__Your objective__
Write out the records below once more, exactly and completely.

[Dataset extract]

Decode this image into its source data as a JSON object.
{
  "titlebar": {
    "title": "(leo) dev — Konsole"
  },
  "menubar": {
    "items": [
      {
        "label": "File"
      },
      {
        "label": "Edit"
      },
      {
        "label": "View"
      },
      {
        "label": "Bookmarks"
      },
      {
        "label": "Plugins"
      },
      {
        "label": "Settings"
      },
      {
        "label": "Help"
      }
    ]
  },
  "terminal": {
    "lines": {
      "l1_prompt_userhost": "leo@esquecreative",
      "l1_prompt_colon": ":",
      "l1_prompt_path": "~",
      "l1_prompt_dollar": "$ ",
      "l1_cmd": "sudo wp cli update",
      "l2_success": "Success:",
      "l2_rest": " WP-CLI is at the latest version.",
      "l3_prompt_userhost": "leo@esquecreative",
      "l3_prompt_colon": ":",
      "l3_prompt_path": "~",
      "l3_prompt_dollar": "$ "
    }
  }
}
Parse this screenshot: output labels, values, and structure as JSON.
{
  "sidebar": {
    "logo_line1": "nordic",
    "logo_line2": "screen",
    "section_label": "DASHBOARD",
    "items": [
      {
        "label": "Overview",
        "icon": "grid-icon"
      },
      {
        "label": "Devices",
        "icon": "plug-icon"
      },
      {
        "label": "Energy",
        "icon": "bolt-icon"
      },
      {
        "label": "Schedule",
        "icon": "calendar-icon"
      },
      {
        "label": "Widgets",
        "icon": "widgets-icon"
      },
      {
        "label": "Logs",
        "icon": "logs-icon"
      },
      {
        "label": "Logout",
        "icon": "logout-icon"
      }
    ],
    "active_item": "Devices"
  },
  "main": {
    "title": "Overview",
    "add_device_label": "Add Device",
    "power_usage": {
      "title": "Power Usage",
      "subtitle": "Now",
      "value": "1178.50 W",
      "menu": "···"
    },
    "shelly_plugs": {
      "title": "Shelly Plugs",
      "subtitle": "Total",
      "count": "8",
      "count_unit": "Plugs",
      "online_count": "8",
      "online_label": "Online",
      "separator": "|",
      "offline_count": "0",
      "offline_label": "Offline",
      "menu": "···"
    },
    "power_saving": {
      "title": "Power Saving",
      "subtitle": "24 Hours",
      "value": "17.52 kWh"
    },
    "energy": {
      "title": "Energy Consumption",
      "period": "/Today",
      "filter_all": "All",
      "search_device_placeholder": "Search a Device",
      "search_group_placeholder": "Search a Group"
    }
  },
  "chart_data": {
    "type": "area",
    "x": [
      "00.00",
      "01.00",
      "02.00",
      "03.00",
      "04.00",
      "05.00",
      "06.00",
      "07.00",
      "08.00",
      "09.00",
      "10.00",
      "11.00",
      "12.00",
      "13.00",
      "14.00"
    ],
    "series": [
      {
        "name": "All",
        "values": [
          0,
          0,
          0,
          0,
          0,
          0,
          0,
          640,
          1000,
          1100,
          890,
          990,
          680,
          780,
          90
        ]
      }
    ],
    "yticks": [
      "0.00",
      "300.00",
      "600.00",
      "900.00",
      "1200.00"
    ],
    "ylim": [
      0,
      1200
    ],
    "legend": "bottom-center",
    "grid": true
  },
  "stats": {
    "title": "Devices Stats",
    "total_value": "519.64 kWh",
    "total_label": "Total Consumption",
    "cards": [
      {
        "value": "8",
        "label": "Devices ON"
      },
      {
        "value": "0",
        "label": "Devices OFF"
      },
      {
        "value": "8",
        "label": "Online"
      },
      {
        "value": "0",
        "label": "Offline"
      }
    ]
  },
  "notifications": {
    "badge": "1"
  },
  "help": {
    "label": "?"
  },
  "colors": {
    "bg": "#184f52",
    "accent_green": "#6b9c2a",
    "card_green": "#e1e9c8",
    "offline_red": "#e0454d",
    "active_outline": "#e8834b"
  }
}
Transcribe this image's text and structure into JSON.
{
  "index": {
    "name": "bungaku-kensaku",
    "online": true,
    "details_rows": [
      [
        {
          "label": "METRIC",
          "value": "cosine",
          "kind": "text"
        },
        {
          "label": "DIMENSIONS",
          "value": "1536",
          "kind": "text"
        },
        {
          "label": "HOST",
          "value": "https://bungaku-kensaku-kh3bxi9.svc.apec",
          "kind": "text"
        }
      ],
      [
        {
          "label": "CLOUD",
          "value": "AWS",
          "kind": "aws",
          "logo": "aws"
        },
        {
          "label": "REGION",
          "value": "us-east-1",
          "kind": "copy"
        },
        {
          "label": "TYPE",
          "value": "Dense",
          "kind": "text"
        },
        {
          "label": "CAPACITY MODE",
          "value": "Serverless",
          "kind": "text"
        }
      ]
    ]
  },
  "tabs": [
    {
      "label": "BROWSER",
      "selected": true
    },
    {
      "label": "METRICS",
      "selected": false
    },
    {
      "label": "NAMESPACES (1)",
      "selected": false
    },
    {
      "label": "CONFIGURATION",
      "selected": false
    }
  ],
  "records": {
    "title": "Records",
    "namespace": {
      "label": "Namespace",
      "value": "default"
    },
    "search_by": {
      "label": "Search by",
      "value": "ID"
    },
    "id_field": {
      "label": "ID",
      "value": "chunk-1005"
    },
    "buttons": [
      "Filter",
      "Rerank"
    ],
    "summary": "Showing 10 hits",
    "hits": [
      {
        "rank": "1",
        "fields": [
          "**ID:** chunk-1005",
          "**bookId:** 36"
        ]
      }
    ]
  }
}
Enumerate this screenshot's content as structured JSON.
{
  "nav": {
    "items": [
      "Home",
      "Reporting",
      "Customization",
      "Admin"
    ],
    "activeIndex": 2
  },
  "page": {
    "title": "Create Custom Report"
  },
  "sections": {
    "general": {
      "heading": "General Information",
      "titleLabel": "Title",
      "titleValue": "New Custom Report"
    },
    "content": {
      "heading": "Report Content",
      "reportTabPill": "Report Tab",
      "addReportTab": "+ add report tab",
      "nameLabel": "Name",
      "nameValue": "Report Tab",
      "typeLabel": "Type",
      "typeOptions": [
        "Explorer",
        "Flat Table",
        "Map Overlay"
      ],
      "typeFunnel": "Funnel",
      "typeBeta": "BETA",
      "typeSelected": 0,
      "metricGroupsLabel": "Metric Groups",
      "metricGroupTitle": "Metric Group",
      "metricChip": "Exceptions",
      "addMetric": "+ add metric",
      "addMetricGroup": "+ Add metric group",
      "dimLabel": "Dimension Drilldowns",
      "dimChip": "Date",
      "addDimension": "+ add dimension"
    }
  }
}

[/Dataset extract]

__Task response__
Decode this image into its source data as a JSON object.
{
  "titlebar": {
    "title": "(leo) dev — Konsole"
  },
  "menubar": {
    "items": [
      {
        "label": "File"
      },
      {
        "label": "Edit"
      },
      {
        "label": "View"
      },
      {
        "label": "Bookmarks"
      },
      {
        "label": "Plugins"
      },
      {
        "label": "Settings"
      },
      {
        "label": "Help"
      }
    ]
  },
  "terminal": {
    "lines": {
      "l1_prompt_userhost": "leo@esquecreative",
      "l1_prompt_colon": ":",
      "l1_prompt_path": "~",
      "l1_prompt_dollar": "$ ",
      "l1_cmd": "sudo wp cli update",
      "l2_success": "Success:",
      "l2_rest": " WP-CLI is at the latest version.",
      "l3_prompt_userhost": "leo@esquecreative",
      "l3_prompt_colon": ":",
      "l3_prompt_path": "~",
      "l3_prompt_dollar": "$ "
    }
  }
}
Parse this screenshot: output labels, values, and structure as JSON.
{
  "sidebar": {
    "logo_line1": "nordic",
    "logo_line2": "screen",
    "section_label": "DASHBOARD",
    "items": [
      {
        "label": "Overview",
        "icon": "grid-icon"
      },
      {
        "label": "Devices",
        "icon": "plug-icon"
      },
      {
        "label": "Energy",
        "icon": "bolt-icon"
      },
      {
        "label": "Schedule",
        "icon": "calendar-icon"
      },
      {
        "label": "Widgets",
        "icon": "widgets-icon"
      },
      {
        "label": "Logs",
        "icon": "logs-icon"
      },
      {
        "label": "Logout",
        "icon": "logout-icon"
      }
    ],
    "active_item": "Devices"
  },
  "main": {
    "title": "Overview",
    "add_device_label": "Add Device",
    "power_usage": {
      "title": "Power Usage",
      "subtitle": "Now",
      "value": "1178.50 W",
      "menu": "···"
    },
    "shelly_plugs": {
      "title": "Shelly Plugs",
      "subtitle": "Total",
      "count": "8",
      "count_unit": "Plugs",
      "online_count": "8",
      "online_label": "Online",
      "separator": "|",
      "offline_count": "0",
      "offline_label": "Offline",
      "menu": "···"
    },
    "power_saving": {
      "title": "Power Saving",
      "subtitle": "24 Hours",
      "value": "17.52 kWh"
    },
    "energy": {
      "title": "Energy Consumption",
      "period": "/Today",
      "filter_all": "All",
      "search_device_placeholder": "Search a Device",
      "search_group_placeholder": "Search a Group"
    }
  },
  "chart_data": {
    "type": "area",
    "x": [
      "00.00",
      "01.00",
      "02.00",
      "03.00",
      "04.00",
      "05.00",
      "06.00",
      "07.00",
      "08.00",
      "09.00",
      "10.00",
      "11.00",
      "12.00",
      "13.00",
      "14.00"
    ],
    "series": [
      {
        "name": "All",
        "values": [
          0,
          0,
          0,
          0,
          0,
          0,
          0,
          640,
          1000,
          1100,
          890,
          990,
          680,
          780,
          90
        ]
      }
    ],
    "yticks": [
      "0.00",
      "300.00",
      "600.00",
      "900.00",
      "1200.00"
    ],
    "ylim": [
      0,
      1200
    ],
    "legend": "bottom-center",
    "grid": true
  },
  "stats": {
    "title": "Devices Stats",
    "total_value": "519.64 kWh",
    "total_label": "Total Consumption",
    "cards": [
      {
        "value": "8",
        "label": "Devices ON"
      },
      {
        "value": "0",
        "label": "Devices OFF"
      },
      {
        "value": "8",
        "label": "Online"
      },
      {
        "value": "0",
        "label": "Offline"
      }
    ]
  },
  "notifications": {
    "badge": "1"
  },
  "help": {
    "label": "?"
  },
  "colors": {
    "bg": "#184f52",
    "accent_green": "#6b9c2a",
    "card_green": "#e1e9c8",
    "offline_red": "#e0454d",
    "active_outline": "#e8834b"
  }
}
Transcribe this image's text and structure into JSON.
{
  "index": {
    "name": "bungaku-kensaku",
    "online": true,
    "details_rows": [
      [
        {
          "label": "METRIC",
          "value": "cosine",
          "kind": "text"
        },
        {
          "label": "DIMENSIONS",
          "value": "1536",
          "kind": "text"
        },
        {
          "label": "HOST",
          "value": "https://bungaku-kensaku-kh3bxi9.svc.apec",
          "kind": "text"
        }
      ],
      [
        {
          "label": "CLOUD",
          "value": "AWS",
          "kind": "aws",
          "logo": "aws"
        },
        {
          "label": "REGION",
          "value": "us-east-1",
          "kind": "copy"
        },
        {
          "label": "TYPE",
          "value": "Dense",
          "kind": "text"
        },
        {
          "label": "CAPACITY MODE",
          "value": "Serverless",
          "kind": "text"
        }
      ]
    ]
  },
  "tabs": [
    {
      "label": "BROWSER",
      "selected": true
    },
    {
      "label": "METRICS",
      "selected": false
    },
    {
      "label": "NAMESPACES (1)",
      "selected": false
    },
    {
      "label": "CONFIGURATION",
      "selected": false
    }
  ],
  "records": {
    "title": "Records",
    "namespace": {
      "label": "Namespace",
      "value": "default"
    },
    "search_by": {
      "label": "Search by",
      "value": "ID"
    },
    "id_field": {
      "label": "ID",
      "value": "chunk-1005"
    },
    "buttons": [
      "Filter",
      "Rerank"
    ],
    "summary": "Showing 10 hits",
    "hits": [
      {
        "rank": "1",
        "fields": [
          "**ID:** chunk-1005",
          "**bookId:** 36"
        ]
      }
    ]
  }
}
Enumerate this screenshot's content as structured JSON.
{
  "nav": {
    "items": [
      "Home",
      "Reporting",
      "Customization",
      "Admin"
    ],
    "activeIndex": 2
  },
  "page": {
    "title": "Create Custom Report"
  },
  "sections": {
    "general": {
      "heading": "General Information",
      "titleLabel": "Title",
      "titleValue": "New Custom Report"
    },
    "content": {
      "heading": "Report Content",
      "reportTabPill": "Report Tab",
      "addReportTab": "+ add report tab",
      "nameLabel": "Name",
      "nameValue": "Report Tab",
      "typeLabel": "Type",
      "typeOptions": [
        "Explorer",
        "Flat Table",
        "Map Overlay"
      ],
      "typeFunnel": "Funnel",
      "typeBeta": "BETA",
      "typeSelected": 0,
      "metricGroupsLabel": "Metric Groups",
      "metricGroupTitle": "Metric Group",
      "metricChip": "Exceptions",
      "addMetric": "+ add metric",
      "addMetricGroup": "+ Add metric group",
      "dimLabel": "Dimension Drilldowns",
      "dimChip": "Date",
      "addDimension": "+ add dimension"
    }
  }
}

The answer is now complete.